I've been going nuts over AllOfMP3.
The pricing is ridiculously cheap, the selection is good. They have fewer total tracks than the iTunes Music Store, but they have some artists (Radiohead, The Beatles, Metallica, to name three) that iTMS doesn't have, and when they have an album, they have the whole album. Too many times I wanted to buy something from iTMS to find out that they only have maybe 8 out of 10 tracks available.
Of course, there's always the worry about legality. I did some checking before I starting using the service. This page seems to sum up the situation fairly well. Summation -- I expect that the RIAA and others are going to try to divert our attention away from the site, at least until they have a solution. I Am Not A Lawyer, but it sounds to me that at this point in time, it's okay. In the future, if they make the correct modifications to the law, this situation may change.

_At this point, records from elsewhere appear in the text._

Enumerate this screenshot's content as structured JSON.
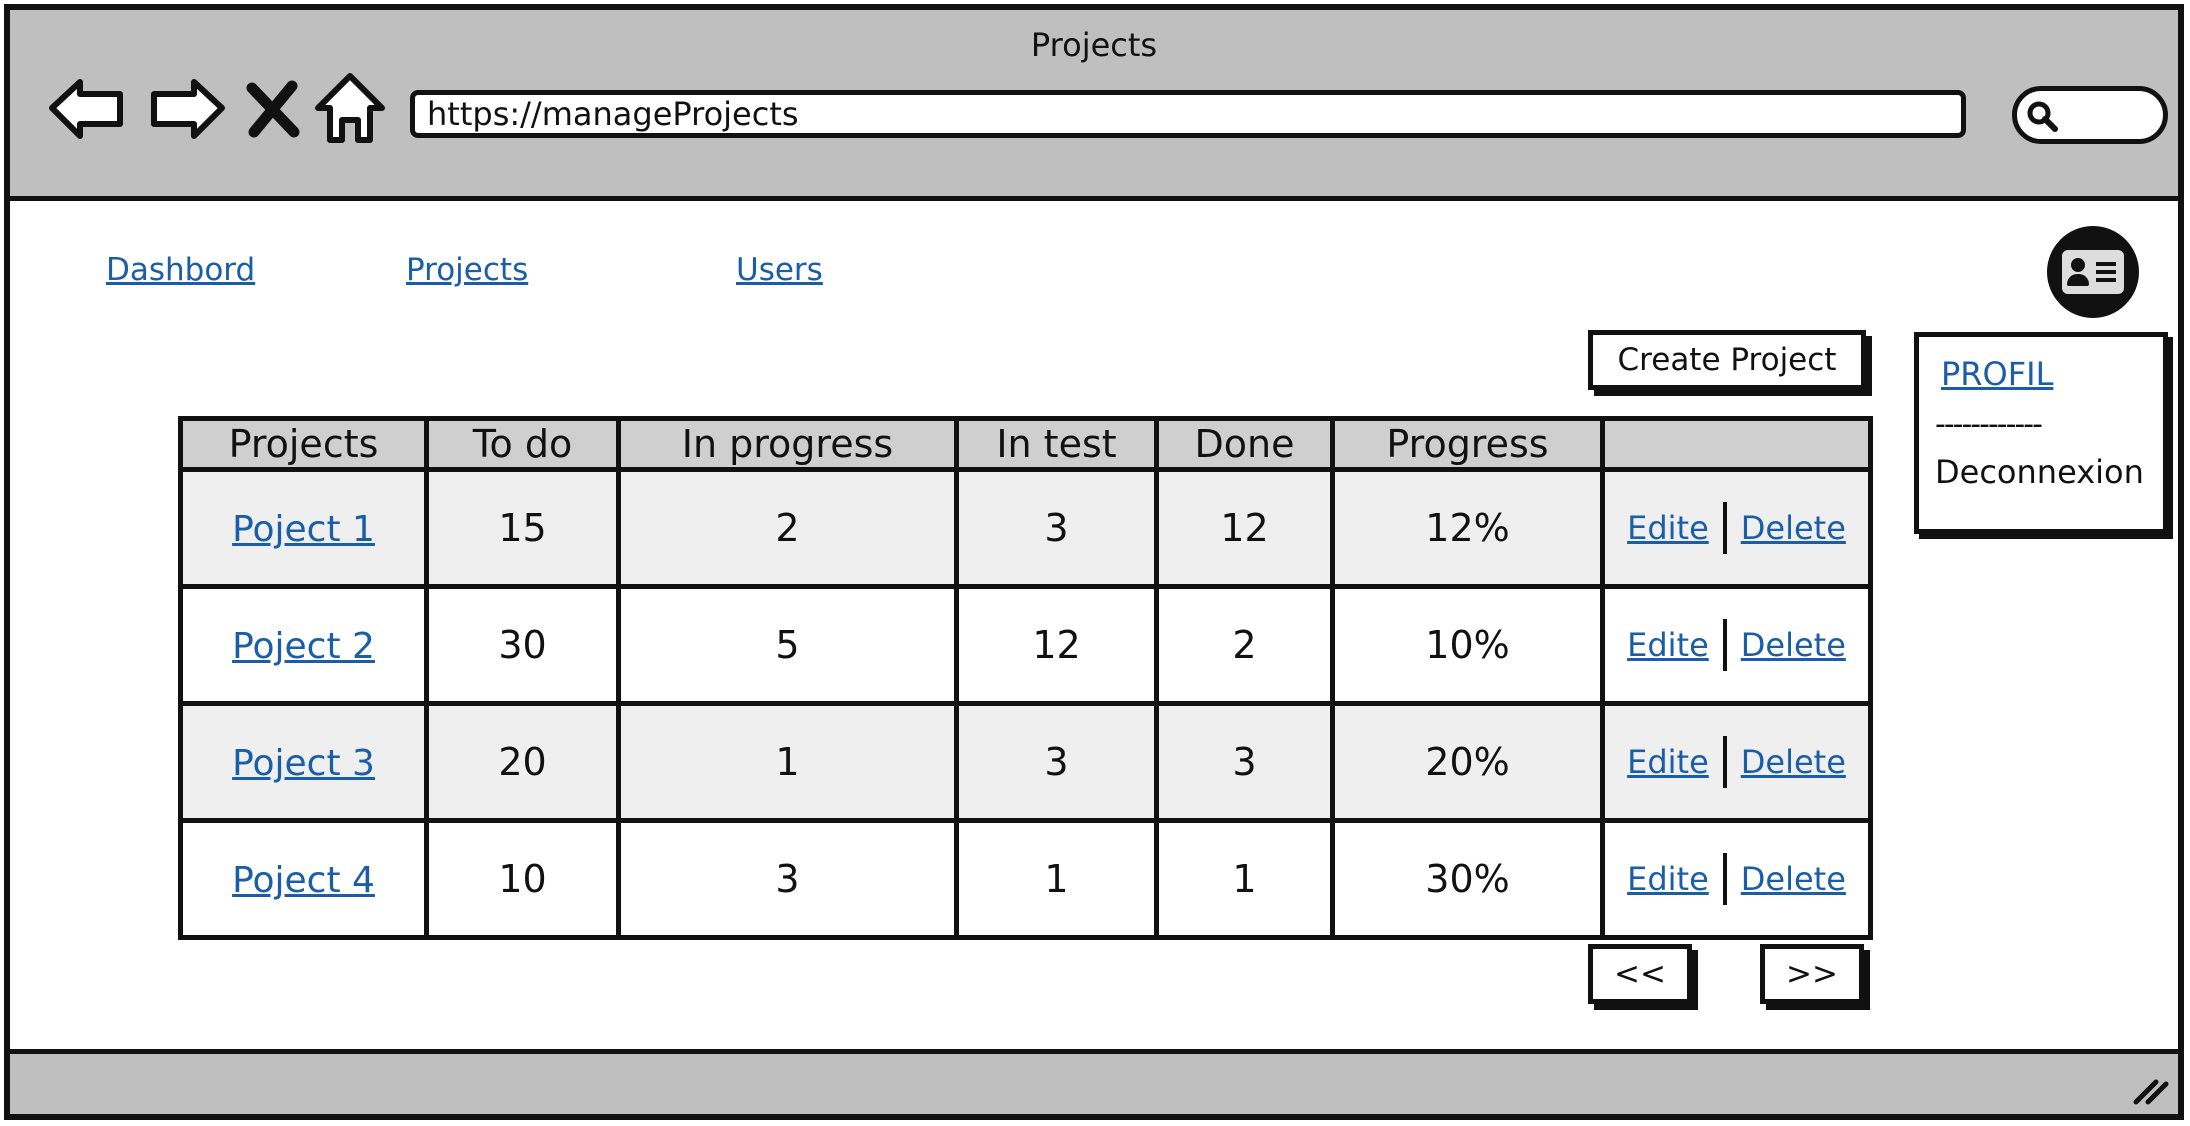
{
  "window": {
    "title": "Projects"
  },
  "browser": {
    "url": "https://manageProjects",
    "icons": [
      "back-arrow-icon",
      "forward-arrow-icon",
      "close-x-icon",
      "home-icon",
      "search-icon"
    ]
  },
  "nav": {
    "items": [
      {
        "label": "Dashbord"
      },
      {
        "label": "Projects"
      },
      {
        "label": "Users"
      }
    ]
  },
  "profile_menu": {
    "profile_label": "PROFIL",
    "separator": "------------",
    "logout_label": "Deconnexion"
  },
  "actions": {
    "create_label": "Create Project",
    "prev_label": "<<",
    "next_label": ">>"
  },
  "table": {
    "columns": [
      "Projects",
      "To do",
      "In progress",
      "In test",
      "Done",
      "Progress",
      ""
    ],
    "edit_label": "Edite",
    "delete_label": "Delete",
    "rows": [
      {
        "name": "Poject 1",
        "todo": "15",
        "in_progress": "2",
        "in_test": "3",
        "done": "12",
        "progress": "12%"
      },
      {
        "name": "Poject 2",
        "todo": "30",
        "in_progress": "5",
        "in_test": "12",
        "done": "2",
        "progress": "10%"
      },
      {
        "name": "Poject 3",
        "todo": "20",
        "in_progress": "1",
        "in_test": "3",
        "done": "3",
        "progress": "20%"
      },
      {
        "name": "Poject 4",
        "todo": "10",
        "in_progress": "3",
        "in_test": "1",
        "done": "1",
        "progress": "30%"
      }
    ]
  },
  "colors": {
    "link": "#1a5ea8",
    "chrome": "#bfbfbf",
    "header_row": "#cfcfcf",
    "shaded_row": "#efefef"
  }
}
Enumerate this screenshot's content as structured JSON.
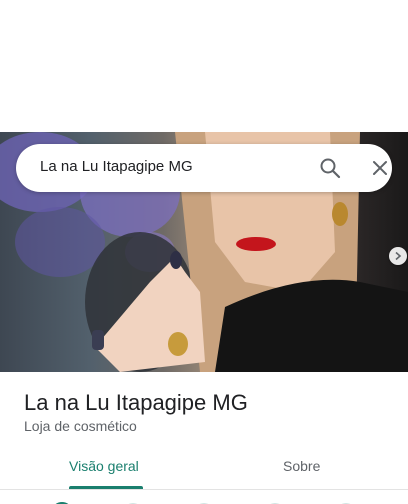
{
  "search": {
    "query": "La na Lu Itapagipe MG"
  },
  "place": {
    "name": "La na Lu Itapagipe MG",
    "category": "Loja de cosmético"
  },
  "tabs": [
    {
      "label": "Visão geral",
      "selected": true
    },
    {
      "label": "Sobre",
      "selected": false
    }
  ],
  "icons": {
    "search": "search-icon",
    "close": "close-icon",
    "next": "chevron-right-icon"
  },
  "colors": {
    "accent": "#1a7f6e",
    "text_primary": "#202124",
    "text_secondary": "#5f6368"
  }
}
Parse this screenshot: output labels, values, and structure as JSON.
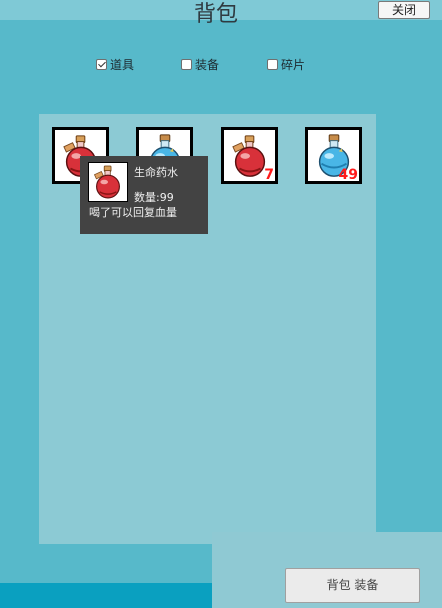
{
  "window": {
    "title": "背包",
    "close_label": "关闭"
  },
  "filters": [
    {
      "label": "道具",
      "checked": true
    },
    {
      "label": "装备",
      "checked": false
    },
    {
      "label": "碎片",
      "checked": false
    }
  ],
  "items": [
    {
      "icon": "red-potion-icon",
      "count": ""
    },
    {
      "icon": "blue-potion-icon",
      "count": ""
    },
    {
      "icon": "red-potion-icon",
      "count": "7"
    },
    {
      "icon": "blue-potion-icon",
      "count": "49"
    }
  ],
  "tooltip": {
    "icon": "red-potion-icon",
    "name": "生命药水",
    "quantity": "数量:99",
    "description": "喝了可以回复血量"
  },
  "bottom_button": {
    "label": "背包 装备"
  },
  "colors": {
    "red_potion": "#d8313a",
    "blue_potion": "#49b6e6",
    "count_text": "#ff1a1a"
  }
}
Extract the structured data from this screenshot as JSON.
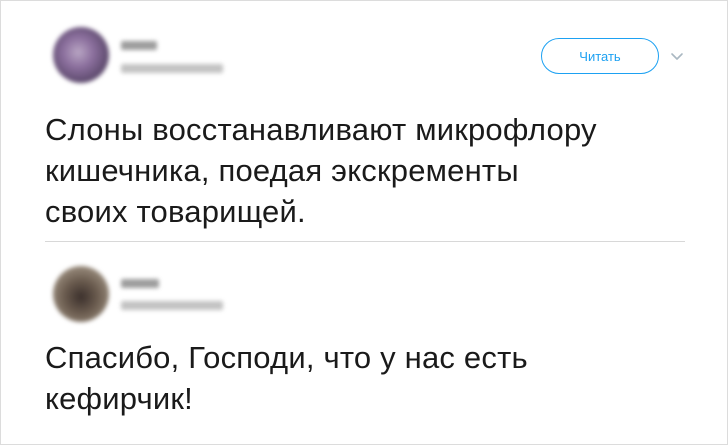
{
  "tweets": [
    {
      "follow_label": "Читать",
      "text_lines": [
        "Слоны восстанавливают микрофлору",
        "кишечника, поедая экскременты",
        "своих товарищей."
      ]
    },
    {
      "text_lines": [
        "Спасибо, Господи, что у нас есть",
        "кефирчик!"
      ]
    }
  ],
  "colors": {
    "accent": "#1da1f2",
    "text": "#1a1a1a",
    "divider": "#d8d8d8"
  },
  "icons": {
    "menu": "chevron-down-icon"
  }
}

I've been using the service to fill out my collection with albums that I had on vinyl and never bought on CD, or to pick up hard-to-find albums that I've been searching for. I haven't been buying much that I don't already know, so I haven't been exploring much. But hearing some albums again after 20 years has been quite enjoyable. More often than not, I'll find that the music is still enjoyable, but the lyrics are execrable. On the other hand, sometimes I find out that I had better taste than I thought I did in High School. Well, everybody gets lucky sometimes.
Side note -- I was into metal in High School and early College. I
stopped looking into it right when underground metal (black metal, death
metal, speed metal, whatever you want to call it) starting growing. I
didn't stop listening to it because of that, I just moved on to other
things. But listening to the new Probot album gave me some appreciation
for that style of music. The Probot album rocks.